# Problem:
Every line of the data should be retyped with no difference from the original.

# Data extract:
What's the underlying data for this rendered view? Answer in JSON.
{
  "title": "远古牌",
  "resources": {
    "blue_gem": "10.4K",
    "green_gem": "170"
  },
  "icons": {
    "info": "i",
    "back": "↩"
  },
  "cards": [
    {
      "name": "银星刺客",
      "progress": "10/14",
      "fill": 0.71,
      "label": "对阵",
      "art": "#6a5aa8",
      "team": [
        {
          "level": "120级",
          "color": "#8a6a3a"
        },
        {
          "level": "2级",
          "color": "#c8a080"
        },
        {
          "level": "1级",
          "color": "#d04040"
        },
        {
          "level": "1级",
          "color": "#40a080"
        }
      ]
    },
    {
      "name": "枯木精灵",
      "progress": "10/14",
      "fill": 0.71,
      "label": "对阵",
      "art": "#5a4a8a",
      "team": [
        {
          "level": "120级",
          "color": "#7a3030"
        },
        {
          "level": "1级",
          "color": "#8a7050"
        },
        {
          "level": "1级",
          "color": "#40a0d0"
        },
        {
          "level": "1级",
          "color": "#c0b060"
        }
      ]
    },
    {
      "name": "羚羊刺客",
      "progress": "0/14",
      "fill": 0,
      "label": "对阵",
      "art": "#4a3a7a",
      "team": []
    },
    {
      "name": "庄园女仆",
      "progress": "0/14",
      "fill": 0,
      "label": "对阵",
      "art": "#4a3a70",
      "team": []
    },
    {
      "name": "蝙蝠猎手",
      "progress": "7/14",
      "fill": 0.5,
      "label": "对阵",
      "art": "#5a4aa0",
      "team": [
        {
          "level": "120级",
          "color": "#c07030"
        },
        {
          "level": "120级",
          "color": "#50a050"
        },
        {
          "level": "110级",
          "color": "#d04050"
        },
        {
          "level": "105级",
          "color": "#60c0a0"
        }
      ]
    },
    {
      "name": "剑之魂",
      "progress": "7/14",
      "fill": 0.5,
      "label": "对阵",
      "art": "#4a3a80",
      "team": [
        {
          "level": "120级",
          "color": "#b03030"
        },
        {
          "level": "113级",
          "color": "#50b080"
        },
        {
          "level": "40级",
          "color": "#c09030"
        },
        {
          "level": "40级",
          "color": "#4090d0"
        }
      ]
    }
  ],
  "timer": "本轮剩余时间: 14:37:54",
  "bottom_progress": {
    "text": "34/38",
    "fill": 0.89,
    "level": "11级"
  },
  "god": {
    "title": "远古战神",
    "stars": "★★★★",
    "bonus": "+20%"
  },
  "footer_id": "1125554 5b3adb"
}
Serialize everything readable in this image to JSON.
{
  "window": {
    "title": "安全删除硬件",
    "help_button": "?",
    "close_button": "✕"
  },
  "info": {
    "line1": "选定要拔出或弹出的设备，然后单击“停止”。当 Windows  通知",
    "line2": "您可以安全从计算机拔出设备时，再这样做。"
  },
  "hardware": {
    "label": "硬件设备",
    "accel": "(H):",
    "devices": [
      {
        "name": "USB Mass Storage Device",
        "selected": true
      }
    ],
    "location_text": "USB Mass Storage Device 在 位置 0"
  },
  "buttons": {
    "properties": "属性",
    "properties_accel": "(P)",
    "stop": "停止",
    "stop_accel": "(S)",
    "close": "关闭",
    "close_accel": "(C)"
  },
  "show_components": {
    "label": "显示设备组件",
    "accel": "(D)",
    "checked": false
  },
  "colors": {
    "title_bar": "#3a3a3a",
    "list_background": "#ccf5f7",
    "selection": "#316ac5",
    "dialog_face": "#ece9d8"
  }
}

# Solution to this problem:
What's the underlying data for this rendered view? Answer in JSON.
{
  "title": "远古牌",
  "resources": {
    "blue_gem": "10.4K",
    "green_gem": "170"
  },
  "icons": {
    "info": "i",
    "back": "↩"
  },
  "cards": [
    {
      "name": "银星刺客",
      "progress": "10/14",
      "fill": 0.71,
      "label": "对阵",
      "art": "#6a5aa8",
      "team": [
        {
          "level": "120级",
          "color": "#8a6a3a"
        },
        {
          "level": "2级",
          "color": "#c8a080"
        },
        {
          "level": "1级",
          "color": "#d04040"
        },
        {
          "level": "1级",
          "color": "#40a080"
        }
      ]
    },
    {
      "name": "枯木精灵",
      "progress": "10/14",
      "fill": 0.71,
      "label": "对阵",
      "art": "#5a4a8a",
      "team": [
        {
          "level": "120级",
          "color": "#7a3030"
        },
        {
          "level": "1级",
          "color": "#8a7050"
        },
        {
          "level": "1级",
          "color": "#40a0d0"
        },
        {
          "level": "1级",
          "color": "#c0b060"
        }
      ]
    },
    {
      "name": "羚羊刺客",
      "progress": "0/14",
      "fill": 0,
      "label": "对阵",
      "art": "#4a3a7a",
      "team": []
    },
    {
      "name": "庄园女仆",
      "progress": "0/14",
      "fill": 0,
      "label": "对阵",
      "art": "#4a3a70",
      "team": []
    },
    {
      "name": "蝙蝠猎手",
      "progress": "7/14",
      "fill": 0.5,
      "label": "对阵",
      "art": "#5a4aa0",
      "team": [
        {
          "level": "120级",
          "color": "#c07030"
        },
        {
          "level": "120级",
          "color": "#50a050"
        },
        {
          "level": "110级",
          "color": "#d04050"
        },
        {
          "level": "105级",
          "color": "#60c0a0"
        }
      ]
    },
    {
      "name": "剑之魂",
      "progress": "7/14",
      "fill": 0.5,
      "label": "对阵",
      "art": "#4a3a80",
      "team": [
        {
          "level": "120级",
          "color": "#b03030"
        },
        {
          "level": "113级",
          "color": "#50b080"
        },
        {
          "level": "40级",
          "color": "#c09030"
        },
        {
          "level": "40级",
          "color": "#4090d0"
        }
      ]
    }
  ],
  "timer": "本轮剩余时间: 14:37:54",
  "bottom_progress": {
    "text": "34/38",
    "fill": 0.89,
    "level": "11级"
  },
  "god": {
    "title": "远古战神",
    "stars": "★★★★",
    "bonus": "+20%"
  },
  "footer_id": "1125554 5b3adb"
}
Serialize everything readable in this image to JSON.
{
  "window": {
    "title": "安全删除硬件",
    "help_button": "?",
    "close_button": "✕"
  },
  "info": {
    "line1": "选定要拔出或弹出的设备，然后单击“停止”。当 Windows  通知",
    "line2": "您可以安全从计算机拔出设备时，再这样做。"
  },
  "hardware": {
    "label": "硬件设备",
    "accel": "(H):",
    "devices": [
      {
        "name": "USB Mass Storage Device",
        "selected": true
      }
    ],
    "location_text": "USB Mass Storage Device 在 位置 0"
  },
  "buttons": {
    "properties": "属性",
    "properties_accel": "(P)",
    "stop": "停止",
    "stop_accel": "(S)",
    "close": "关闭",
    "close_accel": "(C)"
  },
  "show_components": {
    "label": "显示设备组件",
    "accel": "(D)",
    "checked": false
  },
  "colors": {
    "title_bar": "#3a3a3a",
    "list_background": "#ccf5f7",
    "selection": "#316ac5",
    "dialog_face": "#ece9d8"
  }
}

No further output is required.